Determine whether the following sentences with modal expressions, in normal readings, have deontic or epistemic meaning or are ambiguous:
I must be getting sick.
You may be pregnant.
Nitric acid will dissolve zinc.
John must leave now.
He can miss the class.
You could clean your room.
He must have passed the examination.
You might have fallen,
Cocktail parties can be boring.
She could be discouraged.
I will marry her.
You ought to be ashamed of yourself.
You can’t be serious.
Harris has to retire next year.
He might try a bit harder to pass the course.
She can be very obstinate.
Guests may not use their cellular phones in the restaurant.
Only experts can advance to the next stage of the competition.

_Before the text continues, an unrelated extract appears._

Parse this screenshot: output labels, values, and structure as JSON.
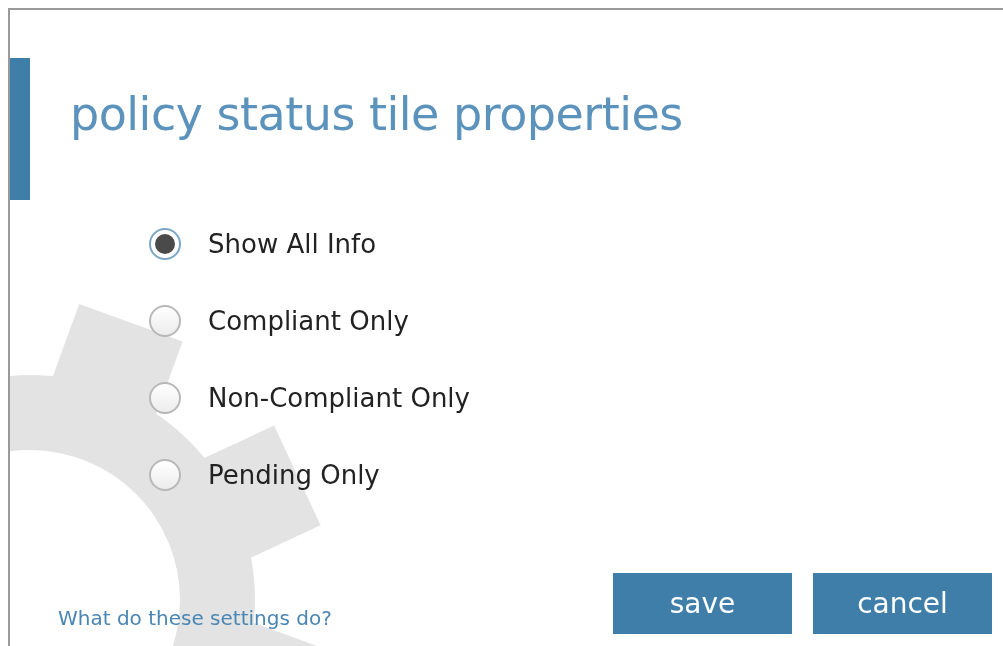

She must be careful with her money.
Grant is in New York now, I guess.
The movie shouldn’t be violent.
The revised paper could be better.
My uncle can wiggle his ears.
Identify and name the modal element in each of the following and say whether it is [+EPISTEMIC] or [+DEONTIC].
It's not likely that he will want to help.
There isn’t any necessity to tell her the results.
The event will have to be cancelled, I guess.
I insist that you are guilty.
|a.||[+EPISTEMIC]||It is possible that I am getting sick.|
|b.||[+EPISTEMIC]||It is possible that you are pregnant; I think you are.|
|c.||[+EPISTEMIC]||It is certain that nitric acid dissolves zinc; I know it does.|
|d.||[+DEONTIC]||John is obliged to leave now; he has reasons to do so.|
|e.||[+DEONTIC]||He has permission to miss class or he is able to miss class.|
|f.||[+DEONTIC]||You are obliged to clean your room; I want you to do so.|
|g.||[+EPISTEMIC]||It is likely that he did pass the examination.|
|It may also be possible to get a [+DEONTIC] reading here, namely, ‘It is necessary that he have passed the examination in order to graduate’. But it would be more common in this case to say He must pass the exam.)|
|h.||[+EPISTEMIC]||It is possible that you could have fallen.|
|i.||[+EPISTEMIC]||Cocktail parties are likely to be boring.|
|j.||Ambiguous||We could do something to discourage her ([+DEONTIC]).|
|It is possible that she is discouraged ([+EPISTEMIC]).|
|k.||[+DEONTIC]||I intend to marry her. (This is the strict reading. The sentence has a looser meaning of prediction, hence an epistemic reading.)|
|l.||[+DEONTIC]||It is your obligation to be ashamed of yourself.|
|m.||[+EPISTEMIC]||It is not possible that you are being serious.|
|n.||[+DEONTIC]||Harris is obliged to retire.|
|o.||Ambiguous||It is possible that he will try harder ([+EPISTEMIC]).|
|He is obliged to try harder (D).|
|p.||[+EPISTEMIC]||It is possible for her to be very obstinate.|
|q.||[+DEONTIC]||Guests are not permitted to use their cellular phones.|
|r.||Ambiguous||Only experts have permission [+DEONTIC] or have the ability [+EPISTEMIC] to advance.|
|s.||Ambiguous||She is obliged to be careful with her money ([+DEONTIC])|
|From appearances, I deduce that she is careful ([+EPISTEMIC]).|
|t.||[+EPISTEMIC]||It is likely that Grant is in New York.|
|u.||Ambiguous||It is possible that the movie won’t be violent ([+EPISTEMIC]).|
|I am requiring that the movie not be violent ([+DEONTIC]).|
|v.||[+EPISTEMIC]||It is possible that the revised paper will be better ([+EPISTEMIC]).|
|I don’t thing that the revised paper is not as good as it should or could be ([+EPISTEMIC]).|
|w.||[+EPISTEMIC]||My uncle has the ability to wiggle his ears.|
modal adjective [+EPISTEMIC]
modal noun [+DEONTIC]
epistemic parenthetical [+EPISTEMIC]
modal verb [+EPISTEMIC]